TASK
Going line by line through the entries below, note each one with "camera", then report how many there are and nothing else.

Interface dataset entries
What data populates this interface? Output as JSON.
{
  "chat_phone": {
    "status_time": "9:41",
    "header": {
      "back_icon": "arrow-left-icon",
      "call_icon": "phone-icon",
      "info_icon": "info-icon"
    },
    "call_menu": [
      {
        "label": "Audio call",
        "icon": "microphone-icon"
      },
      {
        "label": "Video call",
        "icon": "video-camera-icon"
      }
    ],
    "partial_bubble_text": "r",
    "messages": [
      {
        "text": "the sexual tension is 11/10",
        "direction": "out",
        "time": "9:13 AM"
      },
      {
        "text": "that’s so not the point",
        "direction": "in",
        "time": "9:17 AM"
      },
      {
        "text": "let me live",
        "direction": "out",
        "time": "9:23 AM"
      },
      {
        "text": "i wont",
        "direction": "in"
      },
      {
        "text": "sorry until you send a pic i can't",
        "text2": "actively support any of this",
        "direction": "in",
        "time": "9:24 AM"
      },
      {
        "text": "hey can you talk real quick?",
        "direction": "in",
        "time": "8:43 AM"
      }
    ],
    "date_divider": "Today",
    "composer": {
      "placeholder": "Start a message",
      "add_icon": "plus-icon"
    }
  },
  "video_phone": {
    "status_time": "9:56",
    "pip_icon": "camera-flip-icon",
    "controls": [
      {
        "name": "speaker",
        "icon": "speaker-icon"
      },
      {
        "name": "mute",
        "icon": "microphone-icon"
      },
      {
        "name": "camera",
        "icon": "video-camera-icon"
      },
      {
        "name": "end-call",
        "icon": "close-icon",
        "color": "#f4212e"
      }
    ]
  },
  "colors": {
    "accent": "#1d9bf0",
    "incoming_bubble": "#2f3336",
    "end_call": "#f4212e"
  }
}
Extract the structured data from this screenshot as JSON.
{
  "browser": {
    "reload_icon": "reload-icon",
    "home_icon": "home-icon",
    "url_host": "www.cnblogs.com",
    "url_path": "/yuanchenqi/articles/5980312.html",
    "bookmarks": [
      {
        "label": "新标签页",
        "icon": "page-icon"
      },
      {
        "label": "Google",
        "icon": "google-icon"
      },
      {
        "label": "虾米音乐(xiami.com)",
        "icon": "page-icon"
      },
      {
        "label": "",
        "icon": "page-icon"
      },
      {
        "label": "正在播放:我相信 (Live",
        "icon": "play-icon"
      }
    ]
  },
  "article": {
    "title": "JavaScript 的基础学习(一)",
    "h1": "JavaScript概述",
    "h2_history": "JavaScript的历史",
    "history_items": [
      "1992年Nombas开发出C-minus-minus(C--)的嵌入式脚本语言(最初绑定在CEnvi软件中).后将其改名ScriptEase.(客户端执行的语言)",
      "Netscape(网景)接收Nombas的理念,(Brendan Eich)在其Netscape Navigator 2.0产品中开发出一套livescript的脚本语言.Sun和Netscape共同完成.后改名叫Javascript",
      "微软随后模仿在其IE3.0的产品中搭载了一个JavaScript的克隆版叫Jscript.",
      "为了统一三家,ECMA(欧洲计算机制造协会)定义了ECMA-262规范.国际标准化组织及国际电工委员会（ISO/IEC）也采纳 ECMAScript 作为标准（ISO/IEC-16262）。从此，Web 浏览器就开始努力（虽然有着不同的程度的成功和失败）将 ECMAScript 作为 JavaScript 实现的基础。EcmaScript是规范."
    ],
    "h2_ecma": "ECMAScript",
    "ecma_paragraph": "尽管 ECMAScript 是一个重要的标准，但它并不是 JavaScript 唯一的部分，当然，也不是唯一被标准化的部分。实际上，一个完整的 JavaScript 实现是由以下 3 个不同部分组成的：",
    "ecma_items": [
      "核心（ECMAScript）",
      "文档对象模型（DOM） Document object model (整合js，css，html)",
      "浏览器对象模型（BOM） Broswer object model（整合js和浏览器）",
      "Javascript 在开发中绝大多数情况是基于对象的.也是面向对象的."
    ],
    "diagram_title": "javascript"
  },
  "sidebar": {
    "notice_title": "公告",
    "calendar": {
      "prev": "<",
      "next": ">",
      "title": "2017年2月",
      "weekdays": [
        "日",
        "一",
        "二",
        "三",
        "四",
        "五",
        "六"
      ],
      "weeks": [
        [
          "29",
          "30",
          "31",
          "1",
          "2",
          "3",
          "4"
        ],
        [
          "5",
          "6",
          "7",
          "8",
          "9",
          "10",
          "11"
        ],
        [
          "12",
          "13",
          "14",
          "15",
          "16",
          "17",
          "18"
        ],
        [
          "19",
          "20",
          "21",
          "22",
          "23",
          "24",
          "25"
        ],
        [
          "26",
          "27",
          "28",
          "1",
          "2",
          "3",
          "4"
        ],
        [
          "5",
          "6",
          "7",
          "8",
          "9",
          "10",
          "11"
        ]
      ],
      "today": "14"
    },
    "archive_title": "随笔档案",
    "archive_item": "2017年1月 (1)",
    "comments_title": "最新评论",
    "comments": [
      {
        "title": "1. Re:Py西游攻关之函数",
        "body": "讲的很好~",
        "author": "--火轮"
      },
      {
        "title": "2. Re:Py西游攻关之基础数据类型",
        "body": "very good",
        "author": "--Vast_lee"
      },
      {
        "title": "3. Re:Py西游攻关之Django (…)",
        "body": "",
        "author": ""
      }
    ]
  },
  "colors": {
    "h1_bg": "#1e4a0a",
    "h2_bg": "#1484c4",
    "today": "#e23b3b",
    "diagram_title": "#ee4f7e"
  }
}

ANSWER FOR THIS EXERCISE
4